• [Exercise aim] Return each line in the records below that includes "Processamento".

• [Data records]
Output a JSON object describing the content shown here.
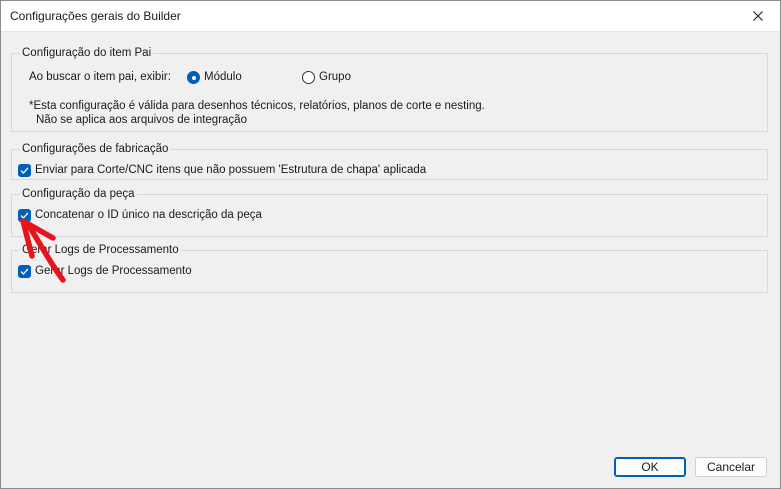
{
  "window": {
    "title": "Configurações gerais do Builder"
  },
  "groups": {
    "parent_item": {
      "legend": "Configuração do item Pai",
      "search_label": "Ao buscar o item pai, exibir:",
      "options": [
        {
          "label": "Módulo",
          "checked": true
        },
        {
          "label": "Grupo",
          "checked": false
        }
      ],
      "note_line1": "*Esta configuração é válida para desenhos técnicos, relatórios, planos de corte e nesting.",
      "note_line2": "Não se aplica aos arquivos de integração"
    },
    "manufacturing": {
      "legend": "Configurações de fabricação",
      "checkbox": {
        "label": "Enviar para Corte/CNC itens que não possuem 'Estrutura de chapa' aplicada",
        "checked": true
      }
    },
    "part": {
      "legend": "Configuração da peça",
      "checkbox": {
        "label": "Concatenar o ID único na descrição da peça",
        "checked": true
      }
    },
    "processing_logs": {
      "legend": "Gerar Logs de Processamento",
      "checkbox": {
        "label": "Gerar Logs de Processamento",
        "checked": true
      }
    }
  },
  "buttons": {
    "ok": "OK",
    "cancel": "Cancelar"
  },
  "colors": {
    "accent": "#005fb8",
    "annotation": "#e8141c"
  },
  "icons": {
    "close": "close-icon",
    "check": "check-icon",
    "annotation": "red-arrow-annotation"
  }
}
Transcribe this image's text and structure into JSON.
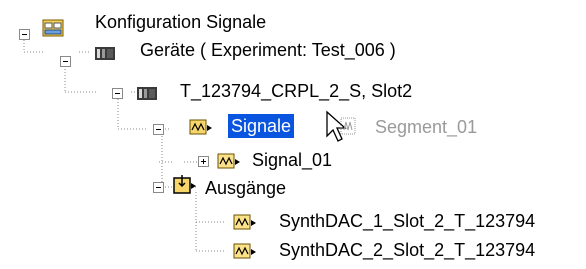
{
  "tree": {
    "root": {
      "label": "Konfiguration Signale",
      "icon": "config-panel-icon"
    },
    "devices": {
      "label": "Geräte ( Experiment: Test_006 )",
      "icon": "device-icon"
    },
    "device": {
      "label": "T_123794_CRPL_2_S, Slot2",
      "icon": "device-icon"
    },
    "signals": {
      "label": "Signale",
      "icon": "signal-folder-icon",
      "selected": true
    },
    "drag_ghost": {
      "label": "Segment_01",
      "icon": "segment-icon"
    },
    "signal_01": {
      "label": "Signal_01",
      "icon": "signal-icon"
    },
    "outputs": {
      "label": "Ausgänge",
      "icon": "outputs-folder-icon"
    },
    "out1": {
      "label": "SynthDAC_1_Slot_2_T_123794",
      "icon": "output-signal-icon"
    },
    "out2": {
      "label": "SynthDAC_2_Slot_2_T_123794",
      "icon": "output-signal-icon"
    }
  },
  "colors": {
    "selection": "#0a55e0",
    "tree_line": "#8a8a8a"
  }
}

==

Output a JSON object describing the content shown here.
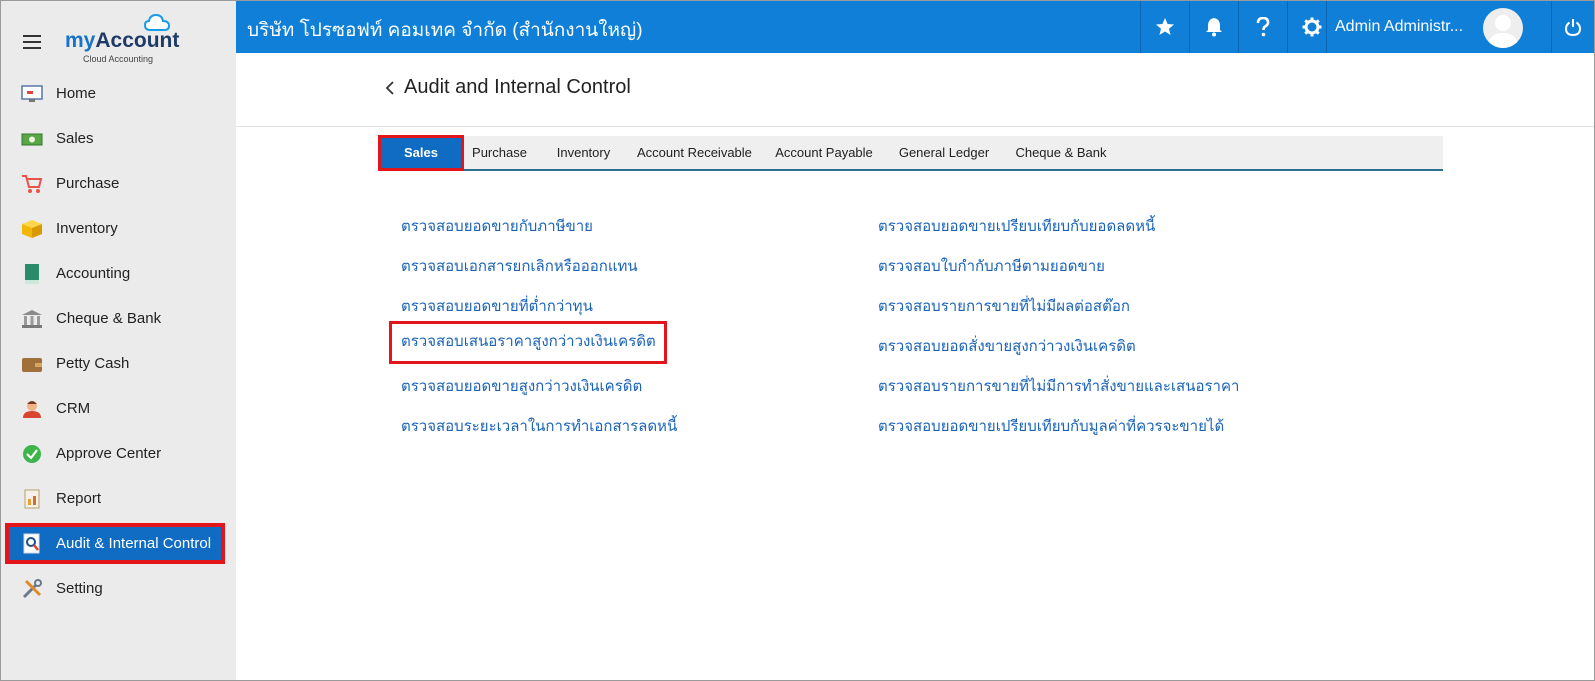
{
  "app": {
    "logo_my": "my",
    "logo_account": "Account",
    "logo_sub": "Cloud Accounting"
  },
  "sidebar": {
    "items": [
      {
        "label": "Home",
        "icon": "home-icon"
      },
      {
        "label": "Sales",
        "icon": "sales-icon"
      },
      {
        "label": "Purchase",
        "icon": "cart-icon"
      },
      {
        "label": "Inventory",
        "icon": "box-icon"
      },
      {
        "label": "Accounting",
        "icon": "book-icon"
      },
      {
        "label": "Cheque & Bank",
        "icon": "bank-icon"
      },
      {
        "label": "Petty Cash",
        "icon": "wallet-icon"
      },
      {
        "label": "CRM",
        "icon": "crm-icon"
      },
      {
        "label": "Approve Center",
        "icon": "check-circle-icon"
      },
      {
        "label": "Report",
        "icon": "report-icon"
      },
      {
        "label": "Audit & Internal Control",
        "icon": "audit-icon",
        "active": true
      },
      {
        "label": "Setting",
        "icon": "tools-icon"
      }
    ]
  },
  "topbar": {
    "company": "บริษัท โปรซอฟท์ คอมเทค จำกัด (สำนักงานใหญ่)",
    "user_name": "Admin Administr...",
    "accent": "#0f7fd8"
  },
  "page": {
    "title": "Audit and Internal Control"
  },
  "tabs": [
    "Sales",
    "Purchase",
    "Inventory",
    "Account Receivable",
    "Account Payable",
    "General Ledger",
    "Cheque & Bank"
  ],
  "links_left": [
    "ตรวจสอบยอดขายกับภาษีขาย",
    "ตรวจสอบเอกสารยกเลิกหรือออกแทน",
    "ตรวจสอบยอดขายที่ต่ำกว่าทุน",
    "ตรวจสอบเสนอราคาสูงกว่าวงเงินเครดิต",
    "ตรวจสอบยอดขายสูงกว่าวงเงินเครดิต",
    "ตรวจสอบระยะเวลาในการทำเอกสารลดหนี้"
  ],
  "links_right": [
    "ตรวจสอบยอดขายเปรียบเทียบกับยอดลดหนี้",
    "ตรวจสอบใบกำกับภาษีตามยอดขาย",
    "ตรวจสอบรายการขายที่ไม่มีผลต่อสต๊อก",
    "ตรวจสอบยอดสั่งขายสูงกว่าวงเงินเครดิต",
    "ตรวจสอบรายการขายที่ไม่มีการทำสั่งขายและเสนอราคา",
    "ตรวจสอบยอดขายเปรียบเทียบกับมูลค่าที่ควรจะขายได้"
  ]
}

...

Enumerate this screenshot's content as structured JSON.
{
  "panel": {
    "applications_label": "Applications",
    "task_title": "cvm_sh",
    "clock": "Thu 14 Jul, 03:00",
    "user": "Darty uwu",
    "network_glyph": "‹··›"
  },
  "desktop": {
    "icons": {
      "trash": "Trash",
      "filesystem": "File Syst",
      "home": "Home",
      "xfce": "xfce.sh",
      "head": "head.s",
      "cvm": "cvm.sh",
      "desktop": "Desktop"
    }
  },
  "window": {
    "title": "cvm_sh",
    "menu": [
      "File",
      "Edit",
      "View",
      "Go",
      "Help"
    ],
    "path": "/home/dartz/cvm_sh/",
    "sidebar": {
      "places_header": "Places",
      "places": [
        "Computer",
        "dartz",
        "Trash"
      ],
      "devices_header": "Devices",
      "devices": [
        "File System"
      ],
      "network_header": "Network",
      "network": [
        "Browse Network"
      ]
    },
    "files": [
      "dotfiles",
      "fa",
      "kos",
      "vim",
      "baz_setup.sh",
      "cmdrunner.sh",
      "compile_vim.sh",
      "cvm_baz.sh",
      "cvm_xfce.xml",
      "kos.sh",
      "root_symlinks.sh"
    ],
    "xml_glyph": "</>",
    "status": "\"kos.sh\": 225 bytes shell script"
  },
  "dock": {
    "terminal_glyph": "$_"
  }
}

• [Task result]
      "legend": "Gerar Logs de Processamento",
        "label": "Gerar Logs de Processamento",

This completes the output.